== Data supplied ==
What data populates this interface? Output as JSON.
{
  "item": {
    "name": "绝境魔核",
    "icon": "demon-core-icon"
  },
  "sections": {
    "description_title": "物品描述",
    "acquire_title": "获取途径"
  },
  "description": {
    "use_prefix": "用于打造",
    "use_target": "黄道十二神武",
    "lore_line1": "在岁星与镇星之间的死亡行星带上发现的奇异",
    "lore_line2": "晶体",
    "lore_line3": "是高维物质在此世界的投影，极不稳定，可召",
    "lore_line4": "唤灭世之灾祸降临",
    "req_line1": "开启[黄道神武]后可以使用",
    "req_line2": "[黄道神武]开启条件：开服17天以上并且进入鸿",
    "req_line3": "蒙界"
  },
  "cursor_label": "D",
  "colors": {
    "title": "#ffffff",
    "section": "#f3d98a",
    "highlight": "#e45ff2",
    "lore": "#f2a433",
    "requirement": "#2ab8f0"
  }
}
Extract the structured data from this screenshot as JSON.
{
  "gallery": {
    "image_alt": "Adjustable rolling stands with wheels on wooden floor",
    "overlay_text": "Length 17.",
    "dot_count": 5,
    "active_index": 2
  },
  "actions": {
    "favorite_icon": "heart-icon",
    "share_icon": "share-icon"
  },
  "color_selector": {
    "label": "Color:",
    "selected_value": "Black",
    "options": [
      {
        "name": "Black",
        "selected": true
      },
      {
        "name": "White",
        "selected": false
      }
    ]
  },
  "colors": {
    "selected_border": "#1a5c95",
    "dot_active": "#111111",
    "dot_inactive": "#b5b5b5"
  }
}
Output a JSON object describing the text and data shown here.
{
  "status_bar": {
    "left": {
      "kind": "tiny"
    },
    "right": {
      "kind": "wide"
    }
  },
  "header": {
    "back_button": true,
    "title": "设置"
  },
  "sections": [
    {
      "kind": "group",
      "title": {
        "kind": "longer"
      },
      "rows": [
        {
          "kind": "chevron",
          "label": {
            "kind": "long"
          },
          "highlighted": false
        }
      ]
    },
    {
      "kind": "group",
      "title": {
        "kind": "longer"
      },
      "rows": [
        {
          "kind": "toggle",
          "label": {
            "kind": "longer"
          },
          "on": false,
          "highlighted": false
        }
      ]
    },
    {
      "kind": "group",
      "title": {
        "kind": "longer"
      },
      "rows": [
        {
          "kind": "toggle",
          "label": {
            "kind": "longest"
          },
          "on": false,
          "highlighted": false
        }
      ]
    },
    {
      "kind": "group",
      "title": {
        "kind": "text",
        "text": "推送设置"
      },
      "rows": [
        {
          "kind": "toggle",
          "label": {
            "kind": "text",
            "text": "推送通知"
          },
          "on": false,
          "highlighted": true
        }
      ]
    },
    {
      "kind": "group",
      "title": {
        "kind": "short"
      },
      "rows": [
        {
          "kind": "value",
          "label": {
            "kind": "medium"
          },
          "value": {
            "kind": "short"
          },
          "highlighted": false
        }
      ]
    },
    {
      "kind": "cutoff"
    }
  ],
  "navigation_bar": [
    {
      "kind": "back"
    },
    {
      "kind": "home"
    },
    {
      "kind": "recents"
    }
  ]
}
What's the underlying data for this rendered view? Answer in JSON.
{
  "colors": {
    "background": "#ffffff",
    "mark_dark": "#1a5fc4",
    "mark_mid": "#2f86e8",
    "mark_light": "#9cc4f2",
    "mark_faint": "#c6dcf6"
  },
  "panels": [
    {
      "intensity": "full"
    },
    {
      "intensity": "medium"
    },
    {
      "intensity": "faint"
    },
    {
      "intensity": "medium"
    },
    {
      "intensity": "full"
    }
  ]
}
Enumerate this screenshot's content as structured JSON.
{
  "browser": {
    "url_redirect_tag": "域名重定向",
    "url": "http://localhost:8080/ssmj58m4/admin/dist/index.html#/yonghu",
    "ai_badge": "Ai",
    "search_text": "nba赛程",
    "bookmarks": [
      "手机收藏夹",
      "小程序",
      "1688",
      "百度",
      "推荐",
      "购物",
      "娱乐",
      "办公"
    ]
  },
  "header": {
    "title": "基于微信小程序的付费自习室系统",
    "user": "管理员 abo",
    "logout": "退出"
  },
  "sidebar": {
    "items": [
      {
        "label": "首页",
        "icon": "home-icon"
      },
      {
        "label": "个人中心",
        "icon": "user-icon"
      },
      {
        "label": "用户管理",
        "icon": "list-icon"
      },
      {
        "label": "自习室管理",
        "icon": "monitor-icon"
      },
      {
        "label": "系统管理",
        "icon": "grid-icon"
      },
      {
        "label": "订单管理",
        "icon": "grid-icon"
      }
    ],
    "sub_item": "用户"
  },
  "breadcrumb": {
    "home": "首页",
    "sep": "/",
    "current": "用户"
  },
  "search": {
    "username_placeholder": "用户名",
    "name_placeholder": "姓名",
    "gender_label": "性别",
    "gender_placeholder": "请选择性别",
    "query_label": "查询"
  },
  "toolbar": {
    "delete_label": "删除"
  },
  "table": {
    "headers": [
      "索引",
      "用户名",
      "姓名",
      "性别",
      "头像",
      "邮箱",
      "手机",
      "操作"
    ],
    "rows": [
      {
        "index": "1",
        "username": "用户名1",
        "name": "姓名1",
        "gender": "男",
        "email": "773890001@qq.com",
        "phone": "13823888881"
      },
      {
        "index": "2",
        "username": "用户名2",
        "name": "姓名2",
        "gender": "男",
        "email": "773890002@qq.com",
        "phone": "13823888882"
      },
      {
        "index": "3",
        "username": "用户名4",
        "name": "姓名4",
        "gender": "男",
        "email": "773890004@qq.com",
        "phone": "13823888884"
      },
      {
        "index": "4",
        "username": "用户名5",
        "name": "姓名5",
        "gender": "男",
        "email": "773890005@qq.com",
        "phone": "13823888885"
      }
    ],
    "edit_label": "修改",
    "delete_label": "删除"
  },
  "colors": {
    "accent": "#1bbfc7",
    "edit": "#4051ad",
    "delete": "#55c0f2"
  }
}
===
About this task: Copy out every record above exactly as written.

Expected answer:
What data populates this interface? Output as JSON.
{
  "item": {
    "name": "绝境魔核",
    "icon": "demon-core-icon"
  },
  "sections": {
    "description_title": "物品描述",
    "acquire_title": "获取途径"
  },
  "description": {
    "use_prefix": "用于打造",
    "use_target": "黄道十二神武",
    "lore_line1": "在岁星与镇星之间的死亡行星带上发现的奇异",
    "lore_line2": "晶体",
    "lore_line3": "是高维物质在此世界的投影，极不稳定，可召",
    "lore_line4": "唤灭世之灾祸降临",
    "req_line1": "开启[黄道神武]后可以使用",
    "req_line2": "[黄道神武]开启条件：开服17天以上并且进入鸿",
    "req_line3": "蒙界"
  },
  "cursor_label": "D",
  "colors": {
    "title": "#ffffff",
    "section": "#f3d98a",
    "highlight": "#e45ff2",
    "lore": "#f2a433",
    "requirement": "#2ab8f0"
  }
}
Extract the structured data from this screenshot as JSON.
{
  "gallery": {
    "image_alt": "Adjustable rolling stands with wheels on wooden floor",
    "overlay_text": "Length 17.",
    "dot_count": 5,
    "active_index": 2
  },
  "actions": {
    "favorite_icon": "heart-icon",
    "share_icon": "share-icon"
  },
  "color_selector": {
    "label": "Color:",
    "selected_value": "Black",
    "options": [
      {
        "name": "Black",
        "selected": true
      },
      {
        "name": "White",
        "selected": false
      }
    ]
  },
  "colors": {
    "selected_border": "#1a5c95",
    "dot_active": "#111111",
    "dot_inactive": "#b5b5b5"
  }
}
Output a JSON object describing the text and data shown here.
{
  "status_bar": {
    "left": {
      "kind": "tiny"
    },
    "right": {
      "kind": "wide"
    }
  },
  "header": {
    "back_button": true,
    "title": "设置"
  },
  "sections": [
    {
      "kind": "group",
      "title": {
        "kind": "longer"
      },
      "rows": [
        {
          "kind": "chevron",
          "label": {
            "kind": "long"
          },
          "highlighted": false
        }
      ]
    },
    {
      "kind": "group",
      "title": {
        "kind": "longer"
      },
      "rows": [
        {
          "kind": "toggle",
          "label": {
            "kind": "longer"
          },
          "on": false,
          "highlighted": false
        }
      ]
    },
    {
      "kind": "group",
      "title": {
        "kind": "longer"
      },
      "rows": [
        {
          "kind": "toggle",
          "label": {
            "kind": "longest"
          },
          "on": false,
          "highlighted": false
        }
      ]
    },
    {
      "kind": "group",
      "title": {
        "kind": "text",
        "text": "推送设置"
      },
      "rows": [
        {
          "kind": "toggle",
          "label": {
            "kind": "text",
            "text": "推送通知"
          },
          "on": false,
          "highlighted": true
        }
      ]
    },
    {
      "kind": "group",
      "title": {
        "kind": "short"
      },
      "rows": [
        {
          "kind": "value",
          "label": {
            "kind": "medium"
          },
          "value": {
            "kind": "short"
          },
          "highlighted": false
        }
      ]
    },
    {
      "kind": "cutoff"
    }
  ],
  "navigation_bar": [
    {
      "kind": "back"
    },
    {
      "kind": "home"
    },
    {
      "kind": "recents"
    }
  ]
}
What's the underlying data for this rendered view? Answer in JSON.
{
  "colors": {
    "background": "#ffffff",
    "mark_dark": "#1a5fc4",
    "mark_mid": "#2f86e8",
    "mark_light": "#9cc4f2",
    "mark_faint": "#c6dcf6"
  },
  "panels": [
    {
      "intensity": "full"
    },
    {
      "intensity": "medium"
    },
    {
      "intensity": "faint"
    },
    {
      "intensity": "medium"
    },
    {
      "intensity": "full"
    }
  ]
}
Enumerate this screenshot's content as structured JSON.
{
  "browser": {
    "url_redirect_tag": "域名重定向",
    "url": "http://localhost:8080/ssmj58m4/admin/dist/index.html#/yonghu",
    "ai_badge": "Ai",
    "search_text": "nba赛程",
    "bookmarks": [
      "手机收藏夹",
      "小程序",
      "1688",
      "百度",
      "推荐",
      "购物",
      "娱乐",
      "办公"
    ]
  },
  "header": {
    "title": "基于微信小程序的付费自习室系统",
    "user": "管理员 abo",
    "logout": "退出"
  },
  "sidebar": {
    "items": [
      {
        "label": "首页",
        "icon": "home-icon"
      },
      {
        "label": "个人中心",
        "icon": "user-icon"
      },
      {
        "label": "用户管理",
        "icon": "list-icon"
      },
      {
        "label": "自习室管理",
        "icon": "monitor-icon"
      },
      {
        "label": "系统管理",
        "icon": "grid-icon"
      },
      {
        "label": "订单管理",
        "icon": "grid-icon"
      }
    ],
    "sub_item": "用户"
  },
  "breadcrumb": {
    "home": "首页",
    "sep": "/",
    "current": "用户"
  },
  "search": {
    "username_placeholder": "用户名",
    "name_placeholder": "姓名",
    "gender_label": "性别",
    "gender_placeholder": "请选择性别",
    "query_label": "查询"
  },
  "toolbar": {
    "delete_label": "删除"
  },
  "table": {
    "headers": [
      "索引",
      "用户名",
      "姓名",
      "性别",
      "头像",
      "邮箱",
      "手机",
      "操作"
    ],
    "rows": [
      {
        "index": "1",
        "username": "用户名1",
        "name": "姓名1",
        "gender": "男",
        "email": "773890001@qq.com",
        "phone": "13823888881"
      },
      {
        "index": "2",
        "username": "用户名2",
        "name": "姓名2",
        "gender": "男",
        "email": "773890002@qq.com",
        "phone": "13823888882"
      },
      {
        "index": "3",
        "username": "用户名4",
        "name": "姓名4",
        "gender": "男",
        "email": "773890004@qq.com",
        "phone": "13823888884"
      },
      {
        "index": "4",
        "username": "用户名5",
        "name": "姓名5",
        "gender": "男",
        "email": "773890005@qq.com",
        "phone": "13823888885"
      }
    ],
    "edit_label": "修改",
    "delete_label": "删除"
  },
  "colors": {
    "accent": "#1bbfc7",
    "edit": "#4051ad",
    "delete": "#55c0f2"
  }
}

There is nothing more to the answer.